Items from an interface collection:
....
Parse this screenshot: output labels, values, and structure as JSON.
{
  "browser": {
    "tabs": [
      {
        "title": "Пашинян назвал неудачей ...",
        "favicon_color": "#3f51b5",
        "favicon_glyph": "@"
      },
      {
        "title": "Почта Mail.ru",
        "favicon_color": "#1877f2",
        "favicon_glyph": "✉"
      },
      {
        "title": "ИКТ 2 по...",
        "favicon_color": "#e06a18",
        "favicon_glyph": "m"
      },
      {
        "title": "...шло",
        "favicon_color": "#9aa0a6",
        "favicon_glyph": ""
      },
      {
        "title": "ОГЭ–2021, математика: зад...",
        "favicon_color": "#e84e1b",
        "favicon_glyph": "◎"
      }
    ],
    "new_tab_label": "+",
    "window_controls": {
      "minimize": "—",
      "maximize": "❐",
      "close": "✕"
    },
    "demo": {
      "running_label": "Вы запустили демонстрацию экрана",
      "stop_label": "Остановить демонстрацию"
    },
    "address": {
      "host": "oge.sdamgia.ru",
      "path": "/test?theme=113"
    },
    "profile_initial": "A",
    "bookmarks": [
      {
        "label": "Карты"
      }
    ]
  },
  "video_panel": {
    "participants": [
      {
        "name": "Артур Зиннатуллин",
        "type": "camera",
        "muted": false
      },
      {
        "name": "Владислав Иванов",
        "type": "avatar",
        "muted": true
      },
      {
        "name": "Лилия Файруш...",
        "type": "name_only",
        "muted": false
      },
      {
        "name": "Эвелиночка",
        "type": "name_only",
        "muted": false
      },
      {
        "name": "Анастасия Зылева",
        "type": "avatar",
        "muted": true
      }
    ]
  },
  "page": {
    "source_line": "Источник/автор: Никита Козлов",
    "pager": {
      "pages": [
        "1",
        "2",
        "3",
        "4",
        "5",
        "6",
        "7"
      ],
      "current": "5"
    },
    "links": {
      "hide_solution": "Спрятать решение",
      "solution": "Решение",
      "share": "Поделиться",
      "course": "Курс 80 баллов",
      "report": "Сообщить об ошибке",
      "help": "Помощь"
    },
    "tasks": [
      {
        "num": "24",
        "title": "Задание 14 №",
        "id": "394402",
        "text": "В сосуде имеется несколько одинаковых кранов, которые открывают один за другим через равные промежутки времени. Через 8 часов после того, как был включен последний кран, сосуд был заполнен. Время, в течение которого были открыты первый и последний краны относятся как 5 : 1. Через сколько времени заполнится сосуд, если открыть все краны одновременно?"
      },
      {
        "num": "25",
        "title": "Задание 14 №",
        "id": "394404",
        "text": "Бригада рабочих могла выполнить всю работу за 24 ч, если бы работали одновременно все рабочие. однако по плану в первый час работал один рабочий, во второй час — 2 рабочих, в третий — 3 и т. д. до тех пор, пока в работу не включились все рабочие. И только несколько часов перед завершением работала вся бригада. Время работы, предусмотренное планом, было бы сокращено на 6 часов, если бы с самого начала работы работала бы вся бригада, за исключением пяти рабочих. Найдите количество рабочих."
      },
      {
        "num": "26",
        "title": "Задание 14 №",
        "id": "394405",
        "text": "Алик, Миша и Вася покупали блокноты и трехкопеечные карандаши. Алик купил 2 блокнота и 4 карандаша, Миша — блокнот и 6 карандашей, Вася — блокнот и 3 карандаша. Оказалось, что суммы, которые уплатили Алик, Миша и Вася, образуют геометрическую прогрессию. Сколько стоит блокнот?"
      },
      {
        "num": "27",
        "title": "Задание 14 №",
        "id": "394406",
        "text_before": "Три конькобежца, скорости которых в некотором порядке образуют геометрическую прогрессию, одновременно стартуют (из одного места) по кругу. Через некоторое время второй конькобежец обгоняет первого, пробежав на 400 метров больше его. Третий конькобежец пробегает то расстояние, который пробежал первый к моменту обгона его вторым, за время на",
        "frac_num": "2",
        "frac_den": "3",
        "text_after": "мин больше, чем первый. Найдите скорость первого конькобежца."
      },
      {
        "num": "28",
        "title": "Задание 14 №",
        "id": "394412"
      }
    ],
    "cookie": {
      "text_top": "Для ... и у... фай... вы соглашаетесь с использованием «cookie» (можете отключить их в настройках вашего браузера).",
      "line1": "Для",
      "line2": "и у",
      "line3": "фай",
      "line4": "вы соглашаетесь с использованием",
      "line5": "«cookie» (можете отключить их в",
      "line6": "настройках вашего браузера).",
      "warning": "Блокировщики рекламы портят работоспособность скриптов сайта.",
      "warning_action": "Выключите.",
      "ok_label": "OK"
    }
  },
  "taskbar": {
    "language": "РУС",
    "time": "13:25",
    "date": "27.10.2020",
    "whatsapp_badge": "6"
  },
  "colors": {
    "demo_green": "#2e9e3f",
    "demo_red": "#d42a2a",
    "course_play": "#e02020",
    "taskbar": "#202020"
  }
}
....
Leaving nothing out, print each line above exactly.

Parse this screenshot: output labels, values, and structure as JSON.
{
  "browser": {
    "tabs": [
      {
        "title": "Пашинян назвал неудачей ...",
        "favicon_color": "#3f51b5",
        "favicon_glyph": "@"
      },
      {
        "title": "Почта Mail.ru",
        "favicon_color": "#1877f2",
        "favicon_glyph": "✉"
      },
      {
        "title": "ИКТ 2 по...",
        "favicon_color": "#e06a18",
        "favicon_glyph": "m"
      },
      {
        "title": "...шло",
        "favicon_color": "#9aa0a6",
        "favicon_glyph": ""
      },
      {
        "title": "ОГЭ–2021, математика: зад...",
        "favicon_color": "#e84e1b",
        "favicon_glyph": "◎"
      }
    ],
    "new_tab_label": "+",
    "window_controls": {
      "minimize": "—",
      "maximize": "❐",
      "close": "✕"
    },
    "demo": {
      "running_label": "Вы запустили демонстрацию экрана",
      "stop_label": "Остановить демонстрацию"
    },
    "address": {
      "host": "oge.sdamgia.ru",
      "path": "/test?theme=113"
    },
    "profile_initial": "A",
    "bookmarks": [
      {
        "label": "Карты"
      }
    ]
  },
  "video_panel": {
    "participants": [
      {
        "name": "Артур Зиннатуллин",
        "type": "camera",
        "muted": false
      },
      {
        "name": "Владислав Иванов",
        "type": "avatar",
        "muted": true
      },
      {
        "name": "Лилия Файруш...",
        "type": "name_only",
        "muted": false
      },
      {
        "name": "Эвелиночка",
        "type": "name_only",
        "muted": false
      },
      {
        "name": "Анастасия Зылева",
        "type": "avatar",
        "muted": true
      }
    ]
  },
  "page": {
    "source_line": "Источник/автор: Никита Козлов",
    "pager": {
      "pages": [
        "1",
        "2",
        "3",
        "4",
        "5",
        "6",
        "7"
      ],
      "current": "5"
    },
    "links": {
      "hide_solution": "Спрятать решение",
      "solution": "Решение",
      "share": "Поделиться",
      "course": "Курс 80 баллов",
      "report": "Сообщить об ошибке",
      "help": "Помощь"
    },
    "tasks": [
      {
        "num": "24",
        "title": "Задание 14 №",
        "id": "394402",
        "text": "В сосуде имеется несколько одинаковых кранов, которые открывают один за другим через равные промежутки времени. Через 8 часов после того, как был включен последний кран, сосуд был заполнен. Время, в течение которого были открыты первый и последний краны относятся как 5 : 1. Через сколько времени заполнится сосуд, если открыть все краны одновременно?"
      },
      {
        "num": "25",
        "title": "Задание 14 №",
        "id": "394404",
        "text": "Бригада рабочих могла выполнить всю работу за 24 ч, если бы работали одновременно все рабочие. однако по плану в первый час работал один рабочий, во второй час — 2 рабочих, в третий — 3 и т. д. до тех пор, пока в работу не включились все рабочие. И только несколько часов перед завершением работала вся бригада. Время работы, предусмотренное планом, было бы сокращено на 6 часов, если бы с самого начала работы работала бы вся бригада, за исключением пяти рабочих. Найдите количество рабочих."
      },
      {
        "num": "26",
        "title": "Задание 14 №",
        "id": "394405",
        "text": "Алик, Миша и Вася покупали блокноты и трехкопеечные карандаши. Алик купил 2 блокнота и 4 карандаша, Миша — блокнот и 6 карандашей, Вася — блокнот и 3 карандаша. Оказалось, что суммы, которые уплатили Алик, Миша и Вася, образуют геометрическую прогрессию. Сколько стоит блокнот?"
      },
      {
        "num": "27",
        "title": "Задание 14 №",
        "id": "394406",
        "text_before": "Три конькобежца, скорости которых в некотором порядке образуют геометрическую прогрессию, одновременно стартуют (из одного места) по кругу. Через некоторое время второй конькобежец обгоняет первого, пробежав на 400 метров больше его. Третий конькобежец пробегает то расстояние, который пробежал первый к моменту обгона его вторым, за время на",
        "frac_num": "2",
        "frac_den": "3",
        "text_after": "мин больше, чем первый. Найдите скорость первого конькобежца."
      },
      {
        "num": "28",
        "title": "Задание 14 №",
        "id": "394412"
      }
    ],
    "cookie": {
      "text_top": "Для ... и у... фай... вы соглашаетесь с использованием «cookie» (можете отключить их в настройках вашего браузера).",
      "line1": "Для",
      "line2": "и у",
      "line3": "фай",
      "line4": "вы соглашаетесь с использованием",
      "line5": "«cookie» (можете отключить их в",
      "line6": "настройках вашего браузера).",
      "warning": "Блокировщики рекламы портят работоспособность скриптов сайта.",
      "warning_action": "Выключите.",
      "ok_label": "OK"
    }
  },
  "taskbar": {
    "language": "РУС",
    "time": "13:25",
    "date": "27.10.2020",
    "whatsapp_badge": "6"
  },
  "colors": {
    "demo_green": "#2e9e3f",
    "demo_red": "#d42a2a",
    "course_play": "#e02020",
    "taskbar": "#202020"
  }
}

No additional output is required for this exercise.